Through silicon vias (TSVs) represent one of the weapons in making 3DIC a reality. Although much of the attention is on mainstream applications such as lower-power memory stacks for mobile phones, TSVs are already in mass production in more specialized fields, such as image sensors. Now they are being applied to medical applications, as demonstrated by a Taiwan-based project to build a denser neural sensor for prosthesis control.
Researchers from the National Chiao Tung University, China Medical University in Taichung and ASE Group described at the International Solid State Circuits Conference (ISSCC) in San Francisco on Monday (18 February) how they used TSVs to fabricate a double-side integrated microsystem for neural sensing. The TSVs were used to provide the shortest possible connection between the microprobe array used for neural sensing and the processing electronics. The 350µm-thick design allows for further stacking using TSVs.

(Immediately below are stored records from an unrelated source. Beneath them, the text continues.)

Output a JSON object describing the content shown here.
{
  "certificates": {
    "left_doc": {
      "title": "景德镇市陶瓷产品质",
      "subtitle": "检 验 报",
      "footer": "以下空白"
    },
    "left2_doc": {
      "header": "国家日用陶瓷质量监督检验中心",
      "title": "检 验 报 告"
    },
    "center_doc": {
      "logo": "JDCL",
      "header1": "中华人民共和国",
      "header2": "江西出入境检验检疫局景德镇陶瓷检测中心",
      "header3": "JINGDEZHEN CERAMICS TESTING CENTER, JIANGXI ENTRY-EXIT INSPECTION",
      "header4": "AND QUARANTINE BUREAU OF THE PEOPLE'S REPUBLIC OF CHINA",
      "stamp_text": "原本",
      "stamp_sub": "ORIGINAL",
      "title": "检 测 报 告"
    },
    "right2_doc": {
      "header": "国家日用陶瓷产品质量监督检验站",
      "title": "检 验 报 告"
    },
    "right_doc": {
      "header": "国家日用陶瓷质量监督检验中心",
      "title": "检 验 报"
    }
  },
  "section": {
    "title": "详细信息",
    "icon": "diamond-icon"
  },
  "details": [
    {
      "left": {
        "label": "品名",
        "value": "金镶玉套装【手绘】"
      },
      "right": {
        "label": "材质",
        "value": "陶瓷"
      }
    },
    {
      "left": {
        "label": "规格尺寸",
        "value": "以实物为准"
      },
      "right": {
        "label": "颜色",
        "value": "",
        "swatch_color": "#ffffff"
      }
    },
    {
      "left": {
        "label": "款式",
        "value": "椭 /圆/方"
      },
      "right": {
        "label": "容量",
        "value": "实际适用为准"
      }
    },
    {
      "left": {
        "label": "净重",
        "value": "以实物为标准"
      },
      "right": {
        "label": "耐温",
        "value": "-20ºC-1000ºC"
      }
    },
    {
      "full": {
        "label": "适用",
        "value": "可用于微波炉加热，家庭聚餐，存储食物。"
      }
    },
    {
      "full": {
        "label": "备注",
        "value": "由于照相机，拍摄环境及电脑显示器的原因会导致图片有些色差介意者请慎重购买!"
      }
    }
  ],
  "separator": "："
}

The CMOS circuits were made at UMC on a 0.18µm process on 200mm wafers. The TSVs were made using a via-last approach to allow the ICs to be made on a fully standard CMOS line, using solid copper TSVs applied to the front side of the wafer. A redistribution layer was applied to the front to form connections to the package. A deep etching process was used on the backside of the wafer to form the microprobe array followed by two thin-film MEMS processes to form the sensor layer. After the wafer was diced, the chips were fully encapsulated and then selectively etched to expose the platinum-tipped probe elements.
Workers at the University of Tokyo turned to a thin stack of organic materials to create a sensing sheet intended to help with prosthetic hand control and overcome the problems of conventional electrodes, which tend to be too rigid for long-term use.
However, organic electronics remains at an early stage of development and the team had to deal with a process that forces the use of very large area circuits, particularly for amplifiers, as well as mismatch problems. The process only currently allows for p-channel devices today as well, which limits the gain of amplifiers.
To work around the shortcomings of organic transistors, the researchers opted for a distributed shared amplifier architecture and a post-manufacture “select and connect” strategy to identify well-matched transistors and halve power consumption compared with a conventional parallel-transistor architecture.
The electronics were organized into two stacked sheets, one used for electrodes and the other for the amplifier array. Because of the size of the amplifiers, each one is shared between four electrodes and then addressed using a memory-like scheme of word and bit lines.